12 months later and, as Yogi Berra said, it is Déjà vu all over again. I’ve moved cross country. My stuff is delayed (and I stand by my original post on “Stuff”). Constant change and transition is tough and many of us are not cut out for it.
What makes it especially challenging is nothing is obvious and easy. From where to get lunch to where are my black pants, there are few consistent things in a new town with a new job with an empty apartment. The change is the main constant.
So with all the things that change, let me focus on what has stayed them same.
Knowing I was only going to be in my job in Southern California for 1 year, I tried to take advantage of living in a cultural and entertainment mecca. Whenever I could, I went and did “tourist-y” stuff and I covered a lot in 12 months.
I did the fairly typical LA event from a concert at the Hollywood Bowl to a TV Show taping to Disneyland to catching the US Open of Surfing just a couple miles from my house.
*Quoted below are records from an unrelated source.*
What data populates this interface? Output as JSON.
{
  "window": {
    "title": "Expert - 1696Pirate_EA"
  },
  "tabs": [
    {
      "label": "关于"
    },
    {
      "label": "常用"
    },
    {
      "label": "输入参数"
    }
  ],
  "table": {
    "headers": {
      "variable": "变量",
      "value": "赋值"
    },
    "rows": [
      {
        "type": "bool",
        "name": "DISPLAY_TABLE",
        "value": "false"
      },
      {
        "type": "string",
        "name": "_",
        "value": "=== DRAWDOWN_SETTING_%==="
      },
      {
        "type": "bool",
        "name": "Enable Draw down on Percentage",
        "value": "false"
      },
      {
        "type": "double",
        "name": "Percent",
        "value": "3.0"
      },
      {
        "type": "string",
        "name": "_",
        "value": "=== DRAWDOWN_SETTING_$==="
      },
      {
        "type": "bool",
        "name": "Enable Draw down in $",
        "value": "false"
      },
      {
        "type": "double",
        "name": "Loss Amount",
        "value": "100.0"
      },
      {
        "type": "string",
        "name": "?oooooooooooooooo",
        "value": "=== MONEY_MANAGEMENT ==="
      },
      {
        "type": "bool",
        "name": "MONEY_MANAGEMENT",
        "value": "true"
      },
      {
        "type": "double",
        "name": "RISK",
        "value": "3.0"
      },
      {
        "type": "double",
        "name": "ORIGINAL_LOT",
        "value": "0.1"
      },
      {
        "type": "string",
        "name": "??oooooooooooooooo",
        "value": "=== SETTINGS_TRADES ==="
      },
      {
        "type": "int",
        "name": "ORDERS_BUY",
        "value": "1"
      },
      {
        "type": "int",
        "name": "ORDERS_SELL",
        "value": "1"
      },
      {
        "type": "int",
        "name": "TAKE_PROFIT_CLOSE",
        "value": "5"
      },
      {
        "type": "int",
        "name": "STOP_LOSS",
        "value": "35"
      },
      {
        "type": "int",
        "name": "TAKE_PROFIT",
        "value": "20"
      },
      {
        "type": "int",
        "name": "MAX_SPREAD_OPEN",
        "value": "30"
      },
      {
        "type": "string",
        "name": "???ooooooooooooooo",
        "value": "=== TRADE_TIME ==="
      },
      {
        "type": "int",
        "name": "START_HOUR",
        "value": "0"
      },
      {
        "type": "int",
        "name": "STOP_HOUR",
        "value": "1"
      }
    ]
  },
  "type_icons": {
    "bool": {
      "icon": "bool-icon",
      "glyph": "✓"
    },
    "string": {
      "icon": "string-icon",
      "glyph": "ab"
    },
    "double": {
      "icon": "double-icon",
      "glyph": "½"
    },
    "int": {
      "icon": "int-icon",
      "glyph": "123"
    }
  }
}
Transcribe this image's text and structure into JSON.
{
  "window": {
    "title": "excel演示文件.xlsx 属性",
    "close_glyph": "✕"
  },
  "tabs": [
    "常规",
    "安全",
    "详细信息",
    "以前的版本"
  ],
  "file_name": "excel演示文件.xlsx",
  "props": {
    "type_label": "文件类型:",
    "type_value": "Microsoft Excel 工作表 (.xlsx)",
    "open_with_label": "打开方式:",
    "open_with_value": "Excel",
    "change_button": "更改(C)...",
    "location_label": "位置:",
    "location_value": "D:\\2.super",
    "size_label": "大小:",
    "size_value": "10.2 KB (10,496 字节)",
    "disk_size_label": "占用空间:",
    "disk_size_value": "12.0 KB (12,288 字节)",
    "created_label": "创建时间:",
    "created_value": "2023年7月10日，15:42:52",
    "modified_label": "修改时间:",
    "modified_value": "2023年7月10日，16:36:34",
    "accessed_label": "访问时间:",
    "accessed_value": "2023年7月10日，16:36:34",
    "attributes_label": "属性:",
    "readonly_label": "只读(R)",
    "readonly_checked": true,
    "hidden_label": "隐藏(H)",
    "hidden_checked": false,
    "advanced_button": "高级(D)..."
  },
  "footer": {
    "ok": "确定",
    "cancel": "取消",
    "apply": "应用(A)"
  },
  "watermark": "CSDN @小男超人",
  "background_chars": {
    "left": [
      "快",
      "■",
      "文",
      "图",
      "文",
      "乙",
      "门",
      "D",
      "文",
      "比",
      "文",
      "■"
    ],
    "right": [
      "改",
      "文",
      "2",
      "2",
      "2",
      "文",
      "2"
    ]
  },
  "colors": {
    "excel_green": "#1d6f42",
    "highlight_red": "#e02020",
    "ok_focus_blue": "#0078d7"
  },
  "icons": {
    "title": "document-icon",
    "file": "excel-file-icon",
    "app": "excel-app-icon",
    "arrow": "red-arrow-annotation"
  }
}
I got lucky in seeing 2 baseball games decided in the bottom of the ninth and 1 hockey game won on penalty shots (all for the home team). I met a few celebrities at events including George Takei at his musical Allegiance in San Diego.
I also was lucky enough to have a special opportunities not always available to the general public. I was given a tour of the live set of Franklin & Bash. I got a behind-the-scenes tour of the Jim Henson Studios. And I got lucky in realizing the Arrested Development Banana Stand was only few minutes away one morning in LA.
There are few things that feel more quintessentially American than the State Fair. It is a gathering where everyone is part of a seeming equality – a so-called American ideal.
First, full disclosure. The only State Fairs I’ve been to are the Texas State Fair in Dallas on many occasions, the Orange County State Fair this morning, and watching the movie State Fair (the 1945 version based on the Rodgers & Hammerstein musical).
Unpacking your boxes after moving is sort of like opening birthday presents or wedding shower gifts in a world of reruns. You get lots of mystery boxes, unwrap them, and deal with the joy or disappointment of what’s inside. Then you move onto the next item. Granted you already owned the item, but having been away from my stuff for about a month, each wrapped item was full of surprise. Because professional movers wrapped it and labeled each box very broadly (“Living Room Stuff”), I never knew what to expect – especially as I continue to hunt for particular items I need. Most important moving tip: Make sure boxes are labeled better.
If you go on a long vacation, when you get home your stuff isn’t particularly surprising – it’s just your stuff. But with every single item you own passing through your hands as you unpack, you are forced to reevaluate your property and reflect on your life’s possessions an commercial choices. I have found a few common reactions as I unwrapped items and opened boxes: Continue reading →
I have recently tried to upgrade myself – call it a mid-life crisis, Mark 2.0 (or 5.0?), a renovation, an adjustment, or whatever you wish – I left my job, moved to the other side of the country, and took a position that only lasts for 12 months. My life is full of changes – now we’ll see if I am full of transformation worthy of the remake.
This journey was on my mind as I saw The Amazing Spider-Man. It has only been 10 years since Sam Raimi’s superb big screen film on the web-slinger came out and 5 years since the painful 3rd installment. Perhaps a bit soon for a full-on remake. But the Hulk was remade after 5 years – albeit as a loosely related sequel rather than a complete remake. And we learned from The Incredible Hulk, adding an adjective – “Incredible,” “Amazing” – is not necessarily a sign of all the wonder that is to come. Continue reading →